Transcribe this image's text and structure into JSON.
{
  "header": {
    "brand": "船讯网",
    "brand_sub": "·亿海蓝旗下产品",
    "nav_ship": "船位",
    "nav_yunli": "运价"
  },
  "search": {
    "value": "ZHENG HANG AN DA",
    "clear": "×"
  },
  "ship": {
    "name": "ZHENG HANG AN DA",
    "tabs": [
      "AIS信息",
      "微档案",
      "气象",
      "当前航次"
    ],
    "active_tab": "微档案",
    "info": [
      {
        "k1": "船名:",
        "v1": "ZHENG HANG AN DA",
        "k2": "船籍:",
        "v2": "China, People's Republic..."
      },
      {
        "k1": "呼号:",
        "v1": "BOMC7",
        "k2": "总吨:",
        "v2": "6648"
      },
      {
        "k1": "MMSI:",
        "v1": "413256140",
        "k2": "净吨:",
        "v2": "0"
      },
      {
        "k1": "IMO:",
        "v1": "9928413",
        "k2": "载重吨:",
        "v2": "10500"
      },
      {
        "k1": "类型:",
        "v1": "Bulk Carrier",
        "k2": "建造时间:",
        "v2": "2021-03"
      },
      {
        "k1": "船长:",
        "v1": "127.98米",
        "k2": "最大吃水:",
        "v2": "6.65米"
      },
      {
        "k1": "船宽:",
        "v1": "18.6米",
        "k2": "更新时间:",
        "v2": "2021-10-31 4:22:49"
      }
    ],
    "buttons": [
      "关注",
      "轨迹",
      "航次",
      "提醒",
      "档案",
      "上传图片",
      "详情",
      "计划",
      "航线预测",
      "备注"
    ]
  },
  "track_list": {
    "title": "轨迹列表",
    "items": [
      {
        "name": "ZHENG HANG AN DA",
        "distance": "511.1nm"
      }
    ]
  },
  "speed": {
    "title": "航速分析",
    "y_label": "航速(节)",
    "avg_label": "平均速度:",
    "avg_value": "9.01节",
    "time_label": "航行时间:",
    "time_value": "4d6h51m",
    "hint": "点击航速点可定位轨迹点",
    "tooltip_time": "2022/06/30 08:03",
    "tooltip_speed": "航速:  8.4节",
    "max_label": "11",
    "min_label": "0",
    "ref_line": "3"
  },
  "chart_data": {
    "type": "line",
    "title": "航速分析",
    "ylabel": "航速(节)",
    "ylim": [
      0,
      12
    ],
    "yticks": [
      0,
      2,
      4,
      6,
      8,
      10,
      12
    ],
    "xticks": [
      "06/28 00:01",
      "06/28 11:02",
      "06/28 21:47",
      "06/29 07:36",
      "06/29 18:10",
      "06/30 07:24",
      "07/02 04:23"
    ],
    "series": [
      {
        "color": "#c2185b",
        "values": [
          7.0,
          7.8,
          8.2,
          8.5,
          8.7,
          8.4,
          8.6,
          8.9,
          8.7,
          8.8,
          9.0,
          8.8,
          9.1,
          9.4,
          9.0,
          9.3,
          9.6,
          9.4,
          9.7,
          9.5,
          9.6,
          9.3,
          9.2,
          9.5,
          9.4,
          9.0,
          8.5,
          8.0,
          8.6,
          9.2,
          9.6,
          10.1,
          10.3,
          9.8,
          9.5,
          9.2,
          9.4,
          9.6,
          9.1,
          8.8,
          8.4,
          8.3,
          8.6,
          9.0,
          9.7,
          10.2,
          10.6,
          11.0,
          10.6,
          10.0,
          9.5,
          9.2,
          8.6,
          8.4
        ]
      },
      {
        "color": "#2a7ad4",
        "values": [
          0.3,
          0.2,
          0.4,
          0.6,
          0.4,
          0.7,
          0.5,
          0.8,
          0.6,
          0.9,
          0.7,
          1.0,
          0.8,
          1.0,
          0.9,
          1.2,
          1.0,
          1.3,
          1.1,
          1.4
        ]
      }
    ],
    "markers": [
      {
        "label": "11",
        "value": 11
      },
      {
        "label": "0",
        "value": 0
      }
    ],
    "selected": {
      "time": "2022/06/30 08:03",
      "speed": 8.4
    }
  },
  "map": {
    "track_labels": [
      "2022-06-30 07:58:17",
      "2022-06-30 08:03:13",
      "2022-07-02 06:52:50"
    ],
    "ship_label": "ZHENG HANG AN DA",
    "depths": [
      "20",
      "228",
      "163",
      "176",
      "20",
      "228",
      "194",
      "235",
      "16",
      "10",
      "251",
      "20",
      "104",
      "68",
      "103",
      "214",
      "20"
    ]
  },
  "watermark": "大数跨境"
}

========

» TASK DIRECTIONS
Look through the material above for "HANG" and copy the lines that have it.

» RESPONSE BELOW
    "value": "ZHENG HANG AN DA",
    "name": "ZHENG HANG AN DA",
        "v1": "ZHENG HANG AN DA",
        "name": "ZHENG HANG AN DA",
    "ship_label": "ZHENG HANG AN DA",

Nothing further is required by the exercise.